Records from a data source
--- --- ---
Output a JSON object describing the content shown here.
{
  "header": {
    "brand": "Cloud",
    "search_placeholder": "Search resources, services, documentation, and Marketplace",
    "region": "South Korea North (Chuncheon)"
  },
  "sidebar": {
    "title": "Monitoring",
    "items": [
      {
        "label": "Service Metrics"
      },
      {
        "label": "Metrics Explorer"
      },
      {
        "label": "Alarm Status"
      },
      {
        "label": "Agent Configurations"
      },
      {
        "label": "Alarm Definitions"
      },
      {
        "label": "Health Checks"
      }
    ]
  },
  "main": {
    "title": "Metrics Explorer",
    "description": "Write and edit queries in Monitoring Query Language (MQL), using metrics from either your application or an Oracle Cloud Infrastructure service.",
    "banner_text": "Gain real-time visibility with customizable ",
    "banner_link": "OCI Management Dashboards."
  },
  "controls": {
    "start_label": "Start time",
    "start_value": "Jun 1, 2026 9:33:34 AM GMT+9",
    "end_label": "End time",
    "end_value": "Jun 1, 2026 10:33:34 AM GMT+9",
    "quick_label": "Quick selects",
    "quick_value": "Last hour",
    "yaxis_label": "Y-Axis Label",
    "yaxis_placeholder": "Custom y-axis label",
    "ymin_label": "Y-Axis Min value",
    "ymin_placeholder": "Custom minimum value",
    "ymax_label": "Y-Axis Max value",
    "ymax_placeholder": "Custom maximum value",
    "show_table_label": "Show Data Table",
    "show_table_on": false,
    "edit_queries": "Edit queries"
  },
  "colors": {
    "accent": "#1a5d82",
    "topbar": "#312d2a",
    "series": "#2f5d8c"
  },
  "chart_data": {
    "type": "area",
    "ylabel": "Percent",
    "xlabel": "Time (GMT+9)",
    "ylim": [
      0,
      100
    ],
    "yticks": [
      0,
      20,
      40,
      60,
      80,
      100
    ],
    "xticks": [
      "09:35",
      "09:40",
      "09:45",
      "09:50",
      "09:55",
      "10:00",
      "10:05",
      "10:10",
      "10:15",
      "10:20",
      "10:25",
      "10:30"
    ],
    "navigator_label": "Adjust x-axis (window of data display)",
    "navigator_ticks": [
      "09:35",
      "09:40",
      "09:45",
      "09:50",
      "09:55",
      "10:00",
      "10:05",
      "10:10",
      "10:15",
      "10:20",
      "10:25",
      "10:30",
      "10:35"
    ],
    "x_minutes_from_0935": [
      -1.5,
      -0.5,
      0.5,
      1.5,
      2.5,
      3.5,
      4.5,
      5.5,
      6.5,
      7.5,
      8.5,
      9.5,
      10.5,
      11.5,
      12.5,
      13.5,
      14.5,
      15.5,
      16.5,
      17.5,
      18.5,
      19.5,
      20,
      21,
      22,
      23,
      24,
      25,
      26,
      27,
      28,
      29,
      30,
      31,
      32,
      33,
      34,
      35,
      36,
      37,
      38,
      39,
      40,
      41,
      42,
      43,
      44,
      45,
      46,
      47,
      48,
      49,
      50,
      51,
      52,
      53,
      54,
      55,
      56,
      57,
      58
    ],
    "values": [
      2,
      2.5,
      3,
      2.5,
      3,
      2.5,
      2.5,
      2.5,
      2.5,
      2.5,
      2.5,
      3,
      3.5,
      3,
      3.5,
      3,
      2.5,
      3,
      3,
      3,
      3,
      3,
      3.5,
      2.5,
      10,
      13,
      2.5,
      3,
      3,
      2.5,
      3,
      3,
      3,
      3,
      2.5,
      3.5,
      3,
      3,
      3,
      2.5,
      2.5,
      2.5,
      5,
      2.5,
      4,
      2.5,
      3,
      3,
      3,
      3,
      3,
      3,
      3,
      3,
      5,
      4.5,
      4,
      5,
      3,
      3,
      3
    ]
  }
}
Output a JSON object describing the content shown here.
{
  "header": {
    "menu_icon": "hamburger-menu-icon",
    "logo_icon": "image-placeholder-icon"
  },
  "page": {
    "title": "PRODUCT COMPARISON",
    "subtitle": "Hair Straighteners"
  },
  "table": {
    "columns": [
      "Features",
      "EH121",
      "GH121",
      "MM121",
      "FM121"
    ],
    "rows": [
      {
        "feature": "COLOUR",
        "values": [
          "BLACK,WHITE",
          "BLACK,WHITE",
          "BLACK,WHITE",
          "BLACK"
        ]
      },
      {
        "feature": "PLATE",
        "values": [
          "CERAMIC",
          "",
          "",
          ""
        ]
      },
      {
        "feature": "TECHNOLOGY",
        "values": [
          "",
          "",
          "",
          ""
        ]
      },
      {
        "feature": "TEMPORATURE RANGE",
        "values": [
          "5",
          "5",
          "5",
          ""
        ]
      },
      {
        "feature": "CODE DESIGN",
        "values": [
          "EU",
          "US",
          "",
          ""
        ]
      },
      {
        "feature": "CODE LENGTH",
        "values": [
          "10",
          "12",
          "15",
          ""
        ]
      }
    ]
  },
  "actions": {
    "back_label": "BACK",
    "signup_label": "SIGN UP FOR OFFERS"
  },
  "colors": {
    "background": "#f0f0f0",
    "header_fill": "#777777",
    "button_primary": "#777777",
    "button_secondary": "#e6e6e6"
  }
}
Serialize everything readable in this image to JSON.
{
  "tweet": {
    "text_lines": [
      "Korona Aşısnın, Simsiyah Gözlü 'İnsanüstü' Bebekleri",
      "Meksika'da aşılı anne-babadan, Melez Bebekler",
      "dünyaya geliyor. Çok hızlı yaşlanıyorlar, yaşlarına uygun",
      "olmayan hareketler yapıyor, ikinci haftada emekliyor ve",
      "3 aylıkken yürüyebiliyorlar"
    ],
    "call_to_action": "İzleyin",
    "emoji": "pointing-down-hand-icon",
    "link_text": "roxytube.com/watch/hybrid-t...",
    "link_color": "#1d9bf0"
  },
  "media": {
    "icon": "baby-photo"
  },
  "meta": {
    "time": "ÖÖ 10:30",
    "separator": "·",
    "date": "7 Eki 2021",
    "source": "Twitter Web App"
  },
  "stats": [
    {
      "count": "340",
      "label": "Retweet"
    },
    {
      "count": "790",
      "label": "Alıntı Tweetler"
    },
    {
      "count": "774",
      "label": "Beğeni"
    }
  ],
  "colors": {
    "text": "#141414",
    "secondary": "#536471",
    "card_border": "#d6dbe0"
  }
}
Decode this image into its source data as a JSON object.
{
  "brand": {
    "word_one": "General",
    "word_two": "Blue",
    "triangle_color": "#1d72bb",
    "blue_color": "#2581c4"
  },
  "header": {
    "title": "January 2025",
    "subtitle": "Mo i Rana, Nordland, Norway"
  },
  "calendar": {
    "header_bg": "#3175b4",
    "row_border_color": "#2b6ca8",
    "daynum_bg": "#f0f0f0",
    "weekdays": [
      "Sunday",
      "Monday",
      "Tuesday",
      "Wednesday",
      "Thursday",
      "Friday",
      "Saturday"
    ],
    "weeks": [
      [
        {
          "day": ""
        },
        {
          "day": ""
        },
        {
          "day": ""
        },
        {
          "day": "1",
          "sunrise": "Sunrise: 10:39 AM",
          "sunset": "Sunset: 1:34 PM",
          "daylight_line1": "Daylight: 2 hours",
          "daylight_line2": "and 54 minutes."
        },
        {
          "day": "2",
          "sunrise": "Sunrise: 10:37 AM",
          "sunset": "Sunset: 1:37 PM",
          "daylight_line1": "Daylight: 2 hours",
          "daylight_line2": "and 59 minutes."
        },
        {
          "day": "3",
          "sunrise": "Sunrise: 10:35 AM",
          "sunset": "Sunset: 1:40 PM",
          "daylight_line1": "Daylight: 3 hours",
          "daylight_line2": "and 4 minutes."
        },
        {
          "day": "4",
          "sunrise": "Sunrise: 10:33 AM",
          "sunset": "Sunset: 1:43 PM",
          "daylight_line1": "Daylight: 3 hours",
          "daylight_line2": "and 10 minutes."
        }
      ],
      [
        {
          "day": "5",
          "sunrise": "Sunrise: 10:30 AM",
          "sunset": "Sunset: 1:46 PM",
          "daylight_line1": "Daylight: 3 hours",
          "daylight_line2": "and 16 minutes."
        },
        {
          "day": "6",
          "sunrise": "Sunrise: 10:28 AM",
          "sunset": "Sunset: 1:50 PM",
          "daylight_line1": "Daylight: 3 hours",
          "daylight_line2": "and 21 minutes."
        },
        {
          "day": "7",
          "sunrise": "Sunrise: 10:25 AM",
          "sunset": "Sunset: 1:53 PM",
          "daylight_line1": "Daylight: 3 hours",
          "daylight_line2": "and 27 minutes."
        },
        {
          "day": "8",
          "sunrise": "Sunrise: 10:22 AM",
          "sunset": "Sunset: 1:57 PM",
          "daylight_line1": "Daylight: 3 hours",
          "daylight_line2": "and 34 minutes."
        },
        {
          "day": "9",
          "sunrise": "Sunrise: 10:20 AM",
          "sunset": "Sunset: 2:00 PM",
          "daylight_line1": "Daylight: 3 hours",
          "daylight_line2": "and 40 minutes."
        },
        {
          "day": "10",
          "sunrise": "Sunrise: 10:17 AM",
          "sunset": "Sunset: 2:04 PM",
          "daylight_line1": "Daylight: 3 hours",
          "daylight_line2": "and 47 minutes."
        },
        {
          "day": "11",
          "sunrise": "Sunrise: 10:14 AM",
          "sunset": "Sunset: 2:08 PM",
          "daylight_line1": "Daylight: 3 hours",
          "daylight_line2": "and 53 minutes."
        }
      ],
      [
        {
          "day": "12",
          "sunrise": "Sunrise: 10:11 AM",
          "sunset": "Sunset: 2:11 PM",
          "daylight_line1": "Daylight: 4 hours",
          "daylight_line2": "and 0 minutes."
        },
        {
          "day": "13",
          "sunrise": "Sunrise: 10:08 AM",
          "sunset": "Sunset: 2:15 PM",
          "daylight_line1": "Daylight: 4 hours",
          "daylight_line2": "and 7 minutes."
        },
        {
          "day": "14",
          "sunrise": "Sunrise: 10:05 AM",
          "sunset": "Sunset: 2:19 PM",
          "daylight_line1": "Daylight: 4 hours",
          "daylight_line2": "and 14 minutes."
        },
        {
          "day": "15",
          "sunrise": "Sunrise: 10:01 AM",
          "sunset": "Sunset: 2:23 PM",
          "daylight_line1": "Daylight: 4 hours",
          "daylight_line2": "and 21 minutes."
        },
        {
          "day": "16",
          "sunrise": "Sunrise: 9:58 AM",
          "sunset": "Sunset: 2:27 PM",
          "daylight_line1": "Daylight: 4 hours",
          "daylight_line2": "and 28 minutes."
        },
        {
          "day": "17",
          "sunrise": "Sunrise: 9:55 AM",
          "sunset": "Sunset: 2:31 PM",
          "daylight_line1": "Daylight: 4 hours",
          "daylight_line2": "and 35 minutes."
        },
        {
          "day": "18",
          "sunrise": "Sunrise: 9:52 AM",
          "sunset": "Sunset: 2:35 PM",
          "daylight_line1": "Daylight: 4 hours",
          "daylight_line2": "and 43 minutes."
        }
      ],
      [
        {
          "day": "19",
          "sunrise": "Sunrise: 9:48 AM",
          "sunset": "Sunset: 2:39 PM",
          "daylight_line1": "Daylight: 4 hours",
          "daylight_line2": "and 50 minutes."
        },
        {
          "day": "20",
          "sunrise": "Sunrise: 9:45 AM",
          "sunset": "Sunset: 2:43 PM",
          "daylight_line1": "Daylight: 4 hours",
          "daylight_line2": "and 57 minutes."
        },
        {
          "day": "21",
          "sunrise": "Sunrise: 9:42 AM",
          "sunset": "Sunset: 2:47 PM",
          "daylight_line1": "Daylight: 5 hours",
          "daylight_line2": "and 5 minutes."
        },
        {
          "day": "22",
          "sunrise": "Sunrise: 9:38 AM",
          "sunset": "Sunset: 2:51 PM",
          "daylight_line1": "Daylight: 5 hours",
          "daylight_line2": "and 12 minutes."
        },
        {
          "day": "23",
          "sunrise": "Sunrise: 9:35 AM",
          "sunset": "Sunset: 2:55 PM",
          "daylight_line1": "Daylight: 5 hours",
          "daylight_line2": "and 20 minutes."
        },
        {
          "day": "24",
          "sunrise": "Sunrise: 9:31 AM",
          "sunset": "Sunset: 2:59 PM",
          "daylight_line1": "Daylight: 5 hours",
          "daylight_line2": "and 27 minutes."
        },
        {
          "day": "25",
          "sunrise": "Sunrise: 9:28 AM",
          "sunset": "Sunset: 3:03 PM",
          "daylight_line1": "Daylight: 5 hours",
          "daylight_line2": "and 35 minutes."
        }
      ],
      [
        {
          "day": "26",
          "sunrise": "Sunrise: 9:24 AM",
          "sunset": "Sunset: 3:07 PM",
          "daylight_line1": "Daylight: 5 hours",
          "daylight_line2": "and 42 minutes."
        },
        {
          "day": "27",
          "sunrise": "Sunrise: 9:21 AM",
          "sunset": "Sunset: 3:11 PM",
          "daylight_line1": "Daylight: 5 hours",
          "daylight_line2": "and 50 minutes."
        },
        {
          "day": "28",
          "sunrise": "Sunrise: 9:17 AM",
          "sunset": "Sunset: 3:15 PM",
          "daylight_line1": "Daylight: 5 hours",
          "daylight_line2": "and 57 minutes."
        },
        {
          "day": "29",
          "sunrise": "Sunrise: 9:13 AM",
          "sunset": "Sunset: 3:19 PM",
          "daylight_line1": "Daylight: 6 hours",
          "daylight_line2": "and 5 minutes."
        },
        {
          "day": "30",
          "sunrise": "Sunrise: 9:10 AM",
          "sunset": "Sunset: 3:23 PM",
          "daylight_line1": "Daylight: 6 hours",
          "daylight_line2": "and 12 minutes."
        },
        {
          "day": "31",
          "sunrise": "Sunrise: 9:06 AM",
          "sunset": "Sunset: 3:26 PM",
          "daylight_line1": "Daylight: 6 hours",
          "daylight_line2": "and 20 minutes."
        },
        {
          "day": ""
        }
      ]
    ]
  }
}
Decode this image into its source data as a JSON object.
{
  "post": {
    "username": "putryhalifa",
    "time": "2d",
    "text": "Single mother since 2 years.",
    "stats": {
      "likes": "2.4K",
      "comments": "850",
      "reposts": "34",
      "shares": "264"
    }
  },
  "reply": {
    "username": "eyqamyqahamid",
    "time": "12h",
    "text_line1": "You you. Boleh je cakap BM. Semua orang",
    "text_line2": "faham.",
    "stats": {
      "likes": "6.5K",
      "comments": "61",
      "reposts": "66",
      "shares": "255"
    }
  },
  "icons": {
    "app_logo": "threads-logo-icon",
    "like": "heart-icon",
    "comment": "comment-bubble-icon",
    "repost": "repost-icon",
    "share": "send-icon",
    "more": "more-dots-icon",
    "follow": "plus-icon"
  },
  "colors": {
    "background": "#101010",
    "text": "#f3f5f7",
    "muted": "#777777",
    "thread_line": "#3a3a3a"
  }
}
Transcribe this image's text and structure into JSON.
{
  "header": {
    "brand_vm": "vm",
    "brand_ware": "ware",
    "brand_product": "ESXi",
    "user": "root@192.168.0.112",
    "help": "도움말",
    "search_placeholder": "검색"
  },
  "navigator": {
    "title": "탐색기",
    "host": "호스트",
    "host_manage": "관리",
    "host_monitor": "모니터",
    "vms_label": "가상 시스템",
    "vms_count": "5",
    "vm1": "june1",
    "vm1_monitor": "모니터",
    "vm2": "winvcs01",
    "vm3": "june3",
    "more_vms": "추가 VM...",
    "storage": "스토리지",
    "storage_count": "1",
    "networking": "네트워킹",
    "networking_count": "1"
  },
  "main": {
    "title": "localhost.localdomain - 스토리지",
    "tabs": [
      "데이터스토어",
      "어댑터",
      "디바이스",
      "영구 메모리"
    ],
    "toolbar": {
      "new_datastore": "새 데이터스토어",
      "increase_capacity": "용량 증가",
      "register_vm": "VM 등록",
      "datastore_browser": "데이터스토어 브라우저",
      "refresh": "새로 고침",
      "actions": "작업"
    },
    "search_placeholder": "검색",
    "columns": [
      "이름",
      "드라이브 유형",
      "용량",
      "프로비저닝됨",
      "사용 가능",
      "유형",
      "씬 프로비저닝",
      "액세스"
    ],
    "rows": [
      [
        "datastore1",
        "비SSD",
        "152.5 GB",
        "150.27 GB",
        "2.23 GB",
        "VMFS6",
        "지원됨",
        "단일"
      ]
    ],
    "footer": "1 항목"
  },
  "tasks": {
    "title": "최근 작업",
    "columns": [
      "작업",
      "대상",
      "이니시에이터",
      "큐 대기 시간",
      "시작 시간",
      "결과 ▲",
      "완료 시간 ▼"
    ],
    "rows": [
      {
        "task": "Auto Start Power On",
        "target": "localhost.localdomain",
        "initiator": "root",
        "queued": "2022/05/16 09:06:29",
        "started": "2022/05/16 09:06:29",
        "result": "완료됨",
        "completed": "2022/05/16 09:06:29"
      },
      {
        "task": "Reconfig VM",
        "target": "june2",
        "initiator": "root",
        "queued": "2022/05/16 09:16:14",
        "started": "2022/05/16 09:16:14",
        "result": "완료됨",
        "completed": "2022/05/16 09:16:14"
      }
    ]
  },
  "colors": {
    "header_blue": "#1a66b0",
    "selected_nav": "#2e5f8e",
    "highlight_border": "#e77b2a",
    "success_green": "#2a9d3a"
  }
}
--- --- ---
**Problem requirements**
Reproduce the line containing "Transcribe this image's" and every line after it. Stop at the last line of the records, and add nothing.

**Output for this exercise**
Transcribe this image's text and structure into JSON.
{
  "header": {
    "brand_vm": "vm",
    "brand_ware": "ware",
    "brand_product": "ESXi",
    "user": "root@192.168.0.112",
    "help": "도움말",
    "search_placeholder": "검색"
  },
  "navigator": {
    "title": "탐색기",
    "host": "호스트",
    "host_manage": "관리",
    "host_monitor": "모니터",
    "vms_label": "가상 시스템",
    "vms_count": "5",
    "vm1": "june1",
    "vm1_monitor": "모니터",
    "vm2": "winvcs01",
    "vm3": "june3",
    "more_vms": "추가 VM...",
    "storage": "스토리지",
    "storage_count": "1",
    "networking": "네트워킹",
    "networking_count": "1"
  },
  "main": {
    "title": "localhost.localdomain - 스토리지",
    "tabs": [
      "데이터스토어",
      "어댑터",
      "디바이스",
      "영구 메모리"
    ],
    "toolbar": {
      "new_datastore": "새 데이터스토어",
      "increase_capacity": "용량 증가",
      "register_vm": "VM 등록",
      "datastore_browser": "데이터스토어 브라우저",
      "refresh": "새로 고침",
      "actions": "작업"
    },
    "search_placeholder": "검색",
    "columns": [
      "이름",
      "드라이브 유형",
      "용량",
      "프로비저닝됨",
      "사용 가능",
      "유형",
      "씬 프로비저닝",
      "액세스"
    ],
    "rows": [
      [
        "datastore1",
        "비SSD",
        "152.5 GB",
        "150.27 GB",
        "2.23 GB",
        "VMFS6",
        "지원됨",
        "단일"
      ]
    ],
    "footer": "1 항목"
  },
  "tasks": {
    "title": "최근 작업",
    "columns": [
      "작업",
      "대상",
      "이니시에이터",
      "큐 대기 시간",
      "시작 시간",
      "결과 ▲",
      "완료 시간 ▼"
    ],
    "rows": [
      {
        "task": "Auto Start Power On",
        "target": "localhost.localdomain",
        "initiator": "root",
        "queued": "2022/05/16 09:06:29",
        "started": "2022/05/16 09:06:29",
        "result": "완료됨",
        "completed": "2022/05/16 09:06:29"
      },
      {
        "task": "Reconfig VM",
        "target": "june2",
        "initiator": "root",
        "queued": "2022/05/16 09:16:14",
        "started": "2022/05/16 09:16:14",
        "result": "완료됨",
        "completed": "2022/05/16 09:16:14"
      }
    ]
  },
  "colors": {
    "header_blue": "#1a66b0",
    "selected_nav": "#2e5f8e",
    "highlight_border": "#e77b2a",
    "success_green": "#2a9d3a"
  }
}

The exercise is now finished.